In the data below, find every line with the string "screenshot" and pull it out.

Record extracts Start Marker

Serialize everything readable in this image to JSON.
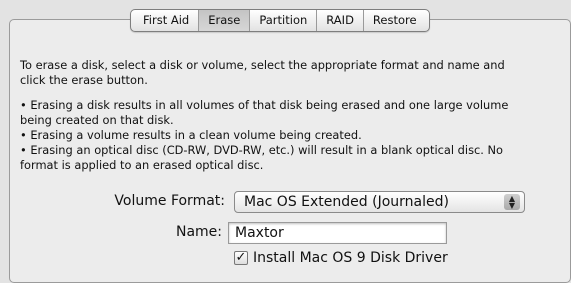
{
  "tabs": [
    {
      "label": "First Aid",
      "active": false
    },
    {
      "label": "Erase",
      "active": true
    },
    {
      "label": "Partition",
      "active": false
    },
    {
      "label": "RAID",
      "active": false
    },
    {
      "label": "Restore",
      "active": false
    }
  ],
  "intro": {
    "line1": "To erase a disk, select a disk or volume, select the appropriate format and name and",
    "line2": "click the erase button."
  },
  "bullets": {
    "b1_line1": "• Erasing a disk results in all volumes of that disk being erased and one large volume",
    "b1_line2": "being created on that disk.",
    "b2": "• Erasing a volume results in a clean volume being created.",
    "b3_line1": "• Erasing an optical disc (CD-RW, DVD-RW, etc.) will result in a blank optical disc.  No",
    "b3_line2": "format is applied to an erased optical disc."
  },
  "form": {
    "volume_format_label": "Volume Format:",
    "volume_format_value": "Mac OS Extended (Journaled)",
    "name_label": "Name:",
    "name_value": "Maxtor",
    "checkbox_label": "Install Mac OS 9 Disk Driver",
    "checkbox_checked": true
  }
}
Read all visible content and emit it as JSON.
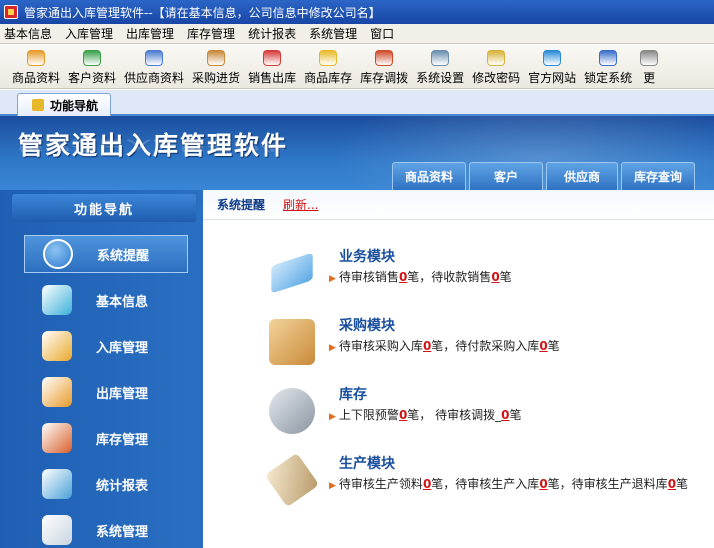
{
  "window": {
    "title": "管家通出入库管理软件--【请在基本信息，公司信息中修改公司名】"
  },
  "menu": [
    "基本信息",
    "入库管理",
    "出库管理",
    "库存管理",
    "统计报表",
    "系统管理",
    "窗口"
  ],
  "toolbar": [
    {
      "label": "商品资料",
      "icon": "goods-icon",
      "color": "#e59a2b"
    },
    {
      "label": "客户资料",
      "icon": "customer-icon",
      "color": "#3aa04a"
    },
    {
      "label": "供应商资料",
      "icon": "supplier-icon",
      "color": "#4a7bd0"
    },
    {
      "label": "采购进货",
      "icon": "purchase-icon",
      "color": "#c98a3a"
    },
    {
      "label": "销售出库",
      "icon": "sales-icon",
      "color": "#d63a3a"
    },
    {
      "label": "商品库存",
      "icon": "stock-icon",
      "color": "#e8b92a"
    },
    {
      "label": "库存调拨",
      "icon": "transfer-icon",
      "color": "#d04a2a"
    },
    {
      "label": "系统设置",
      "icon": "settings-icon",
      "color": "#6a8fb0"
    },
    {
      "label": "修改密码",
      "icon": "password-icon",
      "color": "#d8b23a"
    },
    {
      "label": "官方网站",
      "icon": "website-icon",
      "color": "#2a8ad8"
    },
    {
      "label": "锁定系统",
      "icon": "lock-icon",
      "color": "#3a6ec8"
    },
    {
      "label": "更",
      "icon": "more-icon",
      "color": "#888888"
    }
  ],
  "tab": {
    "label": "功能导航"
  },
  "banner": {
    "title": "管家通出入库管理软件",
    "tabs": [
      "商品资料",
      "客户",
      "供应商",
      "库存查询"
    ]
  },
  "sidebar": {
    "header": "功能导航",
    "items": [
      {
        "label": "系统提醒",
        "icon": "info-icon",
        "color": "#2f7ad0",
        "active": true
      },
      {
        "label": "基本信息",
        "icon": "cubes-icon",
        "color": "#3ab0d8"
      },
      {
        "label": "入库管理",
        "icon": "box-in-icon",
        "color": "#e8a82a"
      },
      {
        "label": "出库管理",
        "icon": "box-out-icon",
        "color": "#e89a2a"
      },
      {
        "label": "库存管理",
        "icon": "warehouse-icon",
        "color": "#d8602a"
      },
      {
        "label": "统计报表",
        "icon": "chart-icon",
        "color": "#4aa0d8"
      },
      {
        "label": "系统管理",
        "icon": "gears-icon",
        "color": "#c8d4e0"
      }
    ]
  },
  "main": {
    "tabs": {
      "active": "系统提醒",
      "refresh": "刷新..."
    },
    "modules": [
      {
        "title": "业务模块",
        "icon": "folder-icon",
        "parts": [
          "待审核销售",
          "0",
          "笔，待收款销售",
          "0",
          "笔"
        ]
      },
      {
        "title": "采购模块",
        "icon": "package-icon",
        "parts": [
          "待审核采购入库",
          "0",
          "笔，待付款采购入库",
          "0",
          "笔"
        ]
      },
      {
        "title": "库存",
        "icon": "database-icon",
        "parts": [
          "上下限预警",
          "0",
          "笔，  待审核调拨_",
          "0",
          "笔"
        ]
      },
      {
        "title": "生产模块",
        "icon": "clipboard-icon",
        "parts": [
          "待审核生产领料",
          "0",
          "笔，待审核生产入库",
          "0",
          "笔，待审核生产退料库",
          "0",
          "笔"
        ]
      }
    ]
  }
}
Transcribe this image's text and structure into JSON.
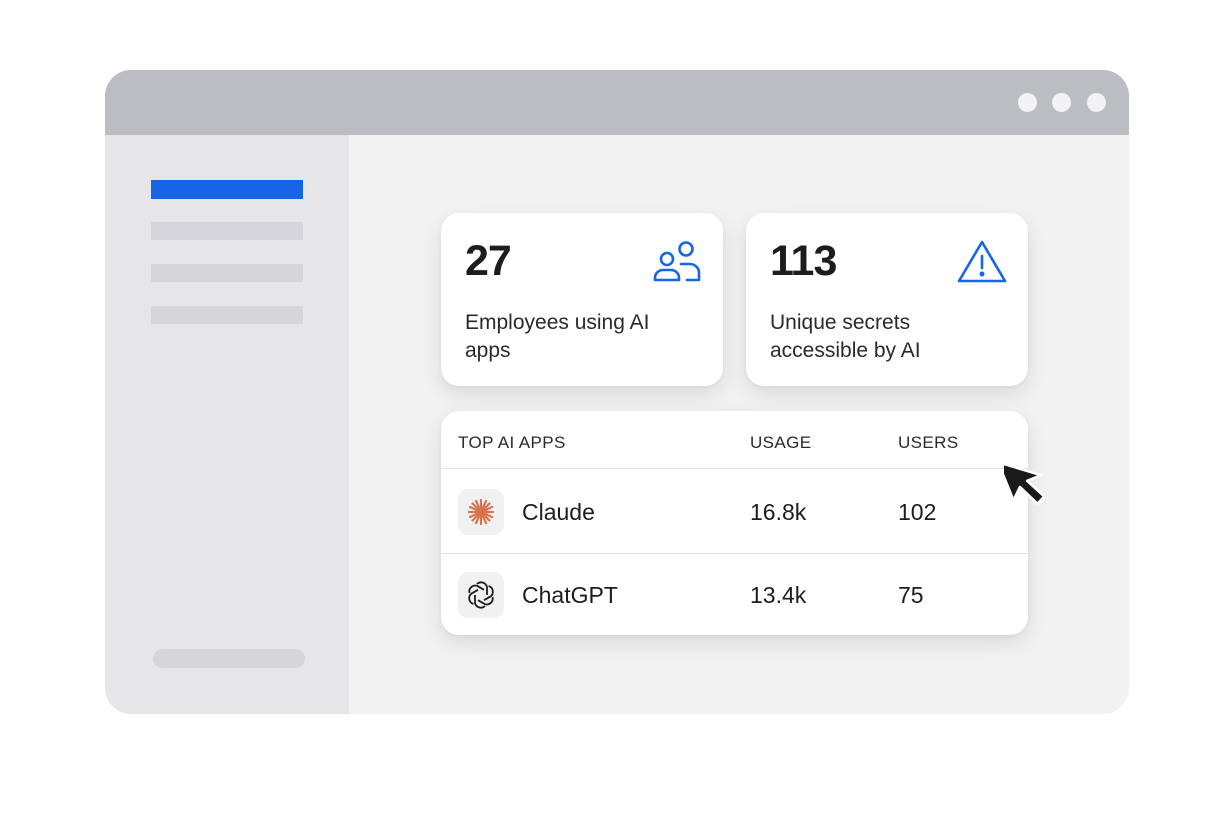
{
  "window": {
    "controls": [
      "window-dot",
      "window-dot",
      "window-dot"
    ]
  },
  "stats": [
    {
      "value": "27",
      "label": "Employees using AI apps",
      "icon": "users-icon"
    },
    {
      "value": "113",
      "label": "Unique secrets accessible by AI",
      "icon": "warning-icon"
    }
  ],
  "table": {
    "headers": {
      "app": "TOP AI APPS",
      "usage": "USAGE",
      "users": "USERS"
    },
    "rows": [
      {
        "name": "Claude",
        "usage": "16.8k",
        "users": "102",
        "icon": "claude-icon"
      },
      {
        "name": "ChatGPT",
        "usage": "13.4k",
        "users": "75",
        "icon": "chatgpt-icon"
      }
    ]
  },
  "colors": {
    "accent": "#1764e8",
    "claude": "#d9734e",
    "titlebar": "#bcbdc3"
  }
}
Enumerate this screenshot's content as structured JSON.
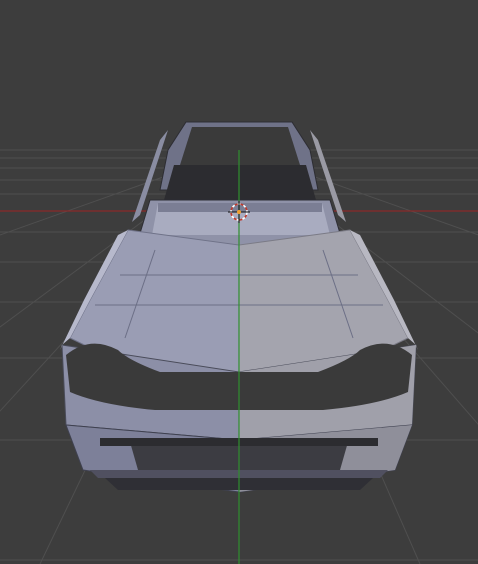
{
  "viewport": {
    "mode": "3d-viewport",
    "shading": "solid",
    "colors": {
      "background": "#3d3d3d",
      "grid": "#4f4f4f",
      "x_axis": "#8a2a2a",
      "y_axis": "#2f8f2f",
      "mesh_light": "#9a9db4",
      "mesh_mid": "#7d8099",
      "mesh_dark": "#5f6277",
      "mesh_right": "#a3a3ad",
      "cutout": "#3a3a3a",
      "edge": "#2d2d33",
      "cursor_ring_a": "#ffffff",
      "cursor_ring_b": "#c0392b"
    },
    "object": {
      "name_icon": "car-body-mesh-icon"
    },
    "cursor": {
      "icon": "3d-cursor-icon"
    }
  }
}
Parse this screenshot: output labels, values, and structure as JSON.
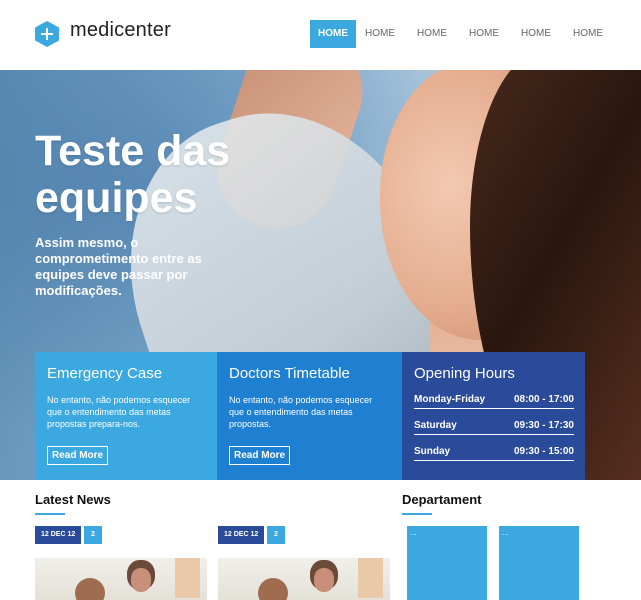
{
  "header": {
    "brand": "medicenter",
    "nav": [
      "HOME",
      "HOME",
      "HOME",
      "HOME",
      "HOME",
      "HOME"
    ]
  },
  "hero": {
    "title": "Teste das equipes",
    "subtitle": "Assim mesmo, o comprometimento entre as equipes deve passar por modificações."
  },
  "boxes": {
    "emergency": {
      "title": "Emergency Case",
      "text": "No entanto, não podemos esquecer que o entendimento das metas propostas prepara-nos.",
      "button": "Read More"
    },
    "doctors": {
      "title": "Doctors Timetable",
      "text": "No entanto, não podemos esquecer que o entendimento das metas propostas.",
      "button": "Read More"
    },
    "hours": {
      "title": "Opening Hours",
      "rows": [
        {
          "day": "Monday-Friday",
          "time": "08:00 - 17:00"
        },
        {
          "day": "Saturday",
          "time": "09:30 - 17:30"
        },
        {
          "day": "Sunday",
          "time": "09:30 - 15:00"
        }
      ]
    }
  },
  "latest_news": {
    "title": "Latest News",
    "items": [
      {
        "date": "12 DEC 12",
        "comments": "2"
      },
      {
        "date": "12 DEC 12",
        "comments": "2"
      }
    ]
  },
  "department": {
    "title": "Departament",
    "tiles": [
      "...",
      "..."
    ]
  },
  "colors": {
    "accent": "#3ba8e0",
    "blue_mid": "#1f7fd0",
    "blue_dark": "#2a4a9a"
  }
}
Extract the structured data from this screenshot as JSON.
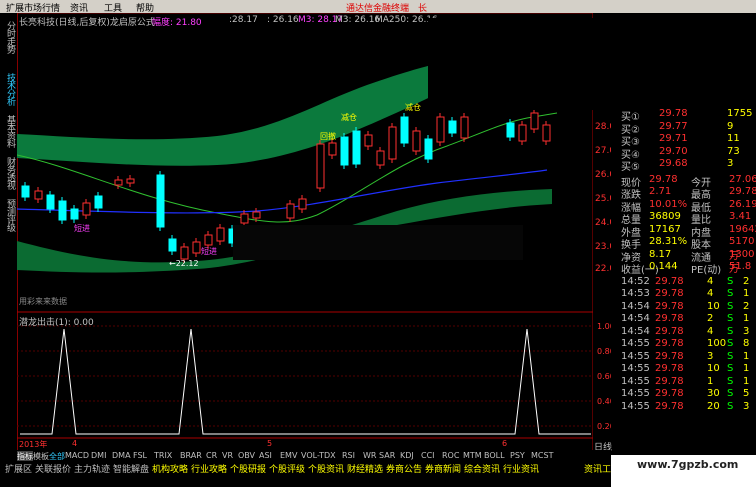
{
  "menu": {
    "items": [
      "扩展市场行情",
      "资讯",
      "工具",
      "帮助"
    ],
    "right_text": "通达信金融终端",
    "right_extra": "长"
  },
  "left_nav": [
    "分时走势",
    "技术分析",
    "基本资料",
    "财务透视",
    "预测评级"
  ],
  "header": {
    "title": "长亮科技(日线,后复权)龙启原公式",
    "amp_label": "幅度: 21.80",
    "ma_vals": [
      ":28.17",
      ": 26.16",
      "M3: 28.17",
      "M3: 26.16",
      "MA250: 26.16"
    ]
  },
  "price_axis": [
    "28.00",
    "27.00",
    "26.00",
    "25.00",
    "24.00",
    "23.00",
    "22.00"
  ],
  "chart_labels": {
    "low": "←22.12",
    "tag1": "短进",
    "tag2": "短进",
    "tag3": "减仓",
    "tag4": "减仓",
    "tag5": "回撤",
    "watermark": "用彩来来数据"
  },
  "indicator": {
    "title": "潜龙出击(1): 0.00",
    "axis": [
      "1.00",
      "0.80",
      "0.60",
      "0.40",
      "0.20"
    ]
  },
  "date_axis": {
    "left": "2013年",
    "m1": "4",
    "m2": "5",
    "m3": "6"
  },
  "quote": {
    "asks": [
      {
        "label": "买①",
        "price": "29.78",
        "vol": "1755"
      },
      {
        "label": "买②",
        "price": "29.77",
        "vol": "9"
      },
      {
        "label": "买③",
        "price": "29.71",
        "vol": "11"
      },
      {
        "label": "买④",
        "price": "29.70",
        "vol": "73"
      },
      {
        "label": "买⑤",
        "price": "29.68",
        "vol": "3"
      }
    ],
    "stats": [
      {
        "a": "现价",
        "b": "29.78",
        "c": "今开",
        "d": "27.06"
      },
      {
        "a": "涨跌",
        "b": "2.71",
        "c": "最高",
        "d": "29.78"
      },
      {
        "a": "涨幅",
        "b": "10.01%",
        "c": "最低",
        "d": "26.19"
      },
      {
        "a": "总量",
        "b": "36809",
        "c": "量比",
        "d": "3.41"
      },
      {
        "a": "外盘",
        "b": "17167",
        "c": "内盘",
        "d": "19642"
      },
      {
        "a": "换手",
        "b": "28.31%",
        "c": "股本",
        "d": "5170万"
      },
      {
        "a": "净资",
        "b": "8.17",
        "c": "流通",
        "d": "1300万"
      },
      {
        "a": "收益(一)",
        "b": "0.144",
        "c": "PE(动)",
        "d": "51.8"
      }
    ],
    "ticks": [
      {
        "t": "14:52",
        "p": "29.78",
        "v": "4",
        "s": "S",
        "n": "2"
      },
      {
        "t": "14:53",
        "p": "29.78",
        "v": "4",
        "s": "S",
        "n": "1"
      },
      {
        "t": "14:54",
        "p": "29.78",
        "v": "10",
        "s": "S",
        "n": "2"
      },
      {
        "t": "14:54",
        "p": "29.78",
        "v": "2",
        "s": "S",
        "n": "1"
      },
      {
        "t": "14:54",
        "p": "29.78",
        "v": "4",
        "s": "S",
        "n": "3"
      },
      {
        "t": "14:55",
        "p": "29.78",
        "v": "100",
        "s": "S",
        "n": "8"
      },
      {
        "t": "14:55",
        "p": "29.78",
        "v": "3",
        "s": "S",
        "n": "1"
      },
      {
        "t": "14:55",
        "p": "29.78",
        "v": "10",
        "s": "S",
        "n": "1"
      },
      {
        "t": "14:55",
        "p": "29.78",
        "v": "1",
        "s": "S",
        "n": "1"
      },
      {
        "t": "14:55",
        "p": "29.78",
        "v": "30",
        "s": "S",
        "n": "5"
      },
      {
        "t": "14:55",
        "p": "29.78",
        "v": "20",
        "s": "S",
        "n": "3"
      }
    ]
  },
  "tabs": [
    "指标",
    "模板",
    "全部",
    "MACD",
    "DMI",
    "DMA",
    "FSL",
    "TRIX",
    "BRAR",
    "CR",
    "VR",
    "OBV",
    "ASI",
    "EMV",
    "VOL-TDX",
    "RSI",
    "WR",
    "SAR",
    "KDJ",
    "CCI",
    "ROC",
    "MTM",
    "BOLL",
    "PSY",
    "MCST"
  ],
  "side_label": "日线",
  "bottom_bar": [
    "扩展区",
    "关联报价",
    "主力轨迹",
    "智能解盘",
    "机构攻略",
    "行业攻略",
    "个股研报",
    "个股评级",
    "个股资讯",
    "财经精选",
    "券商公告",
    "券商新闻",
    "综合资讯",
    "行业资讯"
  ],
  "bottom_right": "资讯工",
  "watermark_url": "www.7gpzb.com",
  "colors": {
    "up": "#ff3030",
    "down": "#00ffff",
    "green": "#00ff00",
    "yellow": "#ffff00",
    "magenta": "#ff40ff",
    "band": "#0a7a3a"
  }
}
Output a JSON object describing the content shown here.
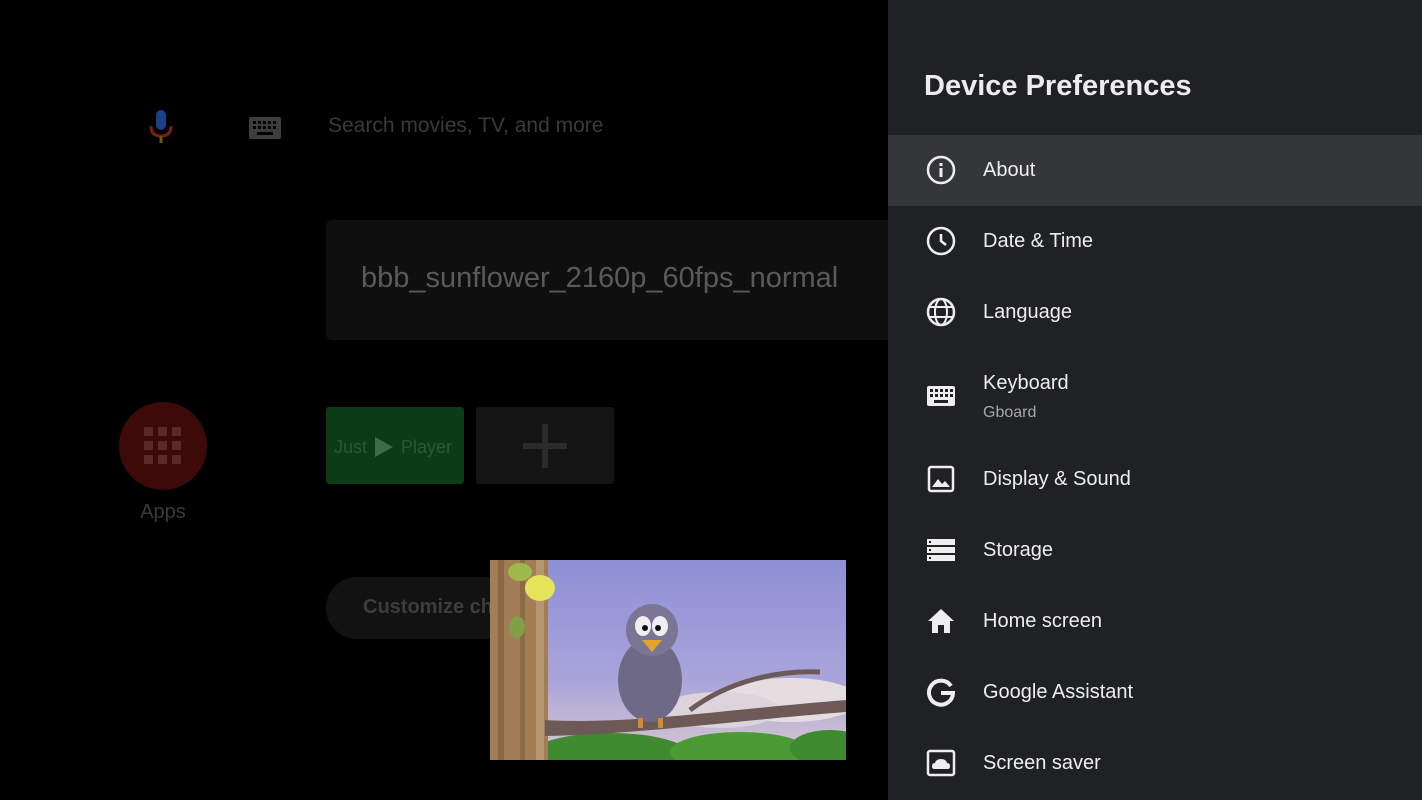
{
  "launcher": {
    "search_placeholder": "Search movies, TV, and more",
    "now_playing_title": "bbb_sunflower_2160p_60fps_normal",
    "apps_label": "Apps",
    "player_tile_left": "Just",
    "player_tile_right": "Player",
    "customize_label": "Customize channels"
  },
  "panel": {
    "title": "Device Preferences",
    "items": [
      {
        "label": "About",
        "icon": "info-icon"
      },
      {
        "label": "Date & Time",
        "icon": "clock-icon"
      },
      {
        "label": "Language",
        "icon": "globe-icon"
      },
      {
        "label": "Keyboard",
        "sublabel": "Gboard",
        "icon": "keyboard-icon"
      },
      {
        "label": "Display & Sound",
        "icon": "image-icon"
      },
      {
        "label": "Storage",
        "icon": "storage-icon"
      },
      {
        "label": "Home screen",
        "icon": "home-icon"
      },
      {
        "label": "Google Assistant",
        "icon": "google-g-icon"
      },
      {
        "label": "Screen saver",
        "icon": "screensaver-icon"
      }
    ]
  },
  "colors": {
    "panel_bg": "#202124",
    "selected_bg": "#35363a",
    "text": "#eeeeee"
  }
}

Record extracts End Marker

Reply:
Enumerate this screenshot's content as structured JSON.
Parse this screenshot: output labels, values, and structure as JSON.
Extract the structured data from this screenshot as JSON.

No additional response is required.